    12:30 p.m.: Campaigning at polls in Louisville
    Voters haven’t exactly turned out in masses Tuesday morning in the primary election.
    “It’s very slow today. So far, it’s been very, very slow,” Jeff Matthews, elections board director, said about noon.
    No major problems had been reported with machines.
    There was, however, a people problem.
    Matthews said earlier Tuesday morning, he received reports of people campaigning at a polling place in Louisville.
    But, he said, the issue was quickly resolved.
    Mary Giffin of Canton said she was the first voter at 6:30 a.m. at St. Mark’s Church on 48th Street, where she voted for the Developmental Disabilities and 911 issues, but she never saw the choice for treasurer on the ballot. She said the poll worker told her that, once her ballot had been cast, there was nothing that could be done.
    Giffen said she notified the elections board.
    Matthews said that if a voter has a question about the ballot, the voter should not cast the ballot without alerting a poll worker that an issue exists.
    He also said that if a voter had been given a nonpartisan ballot, the treasurer’s race would not have been listed.
    The polls remain open until 7:30 p.m.
    11:30 a.m.: Light turnout in Alliance
    Today is Election Day and Repository reporters are out asking people how they voted.
    Turnout seemed light at Abiding Savior Lutheran Church in Alliance, where 25 minutes passed without a voter until Jerry Shook and his wife, Martha, drove up.
    “We feel it’s our obligation as citizens to come out and vote,” he said.
    Page 3 of 3 - They were interested in supporting Issue 1, the levy for the Stark County Board of Developmental Disabilities.
    “I have a disabled brother, so I’m very aware of the program they have in Canton,” Shook said.
    He expressed concern that voters might think Issue 1 means additional taxes, instead of understanding it will function as a replacement for two expiring levies.  

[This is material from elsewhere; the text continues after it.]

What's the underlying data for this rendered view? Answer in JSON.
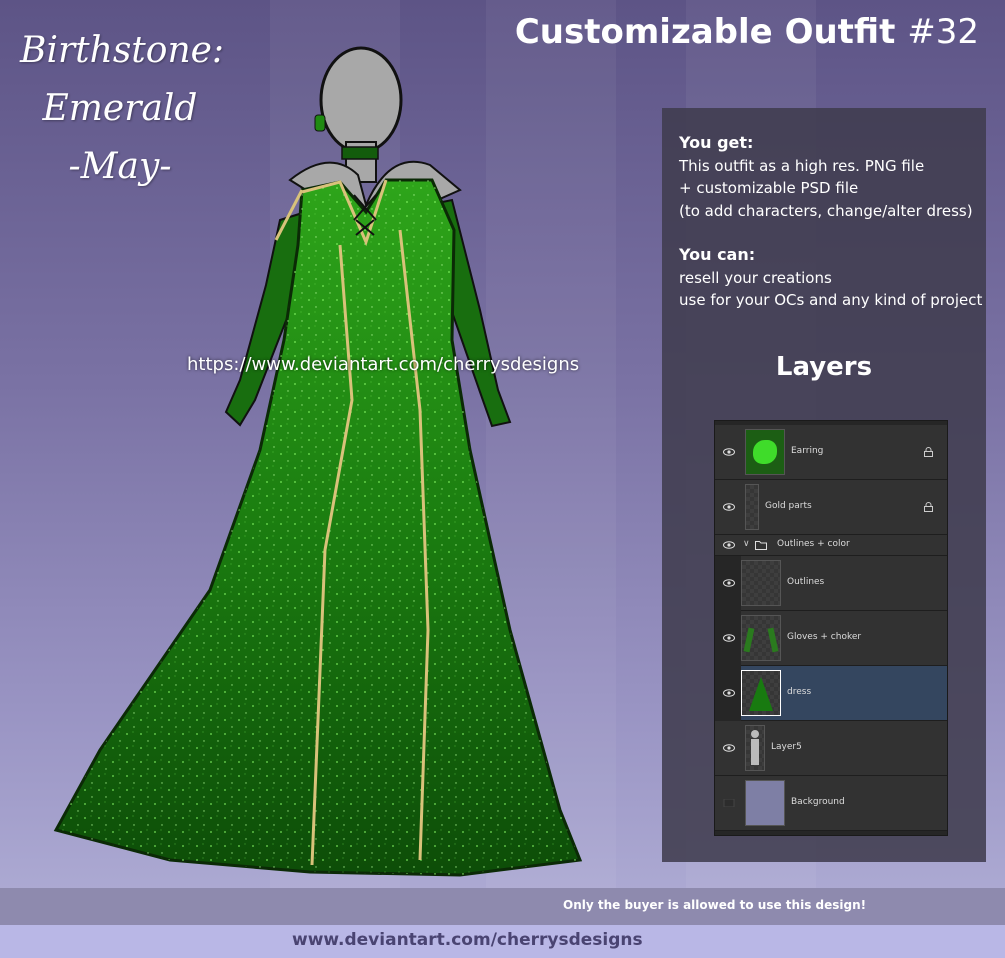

    “I hope it passes,” Shook said. “They do important work.”
    Issue 1 is a renewal of a 1.9-mill levy and an increase of 1.4-mill levy to equal 3.3-mills.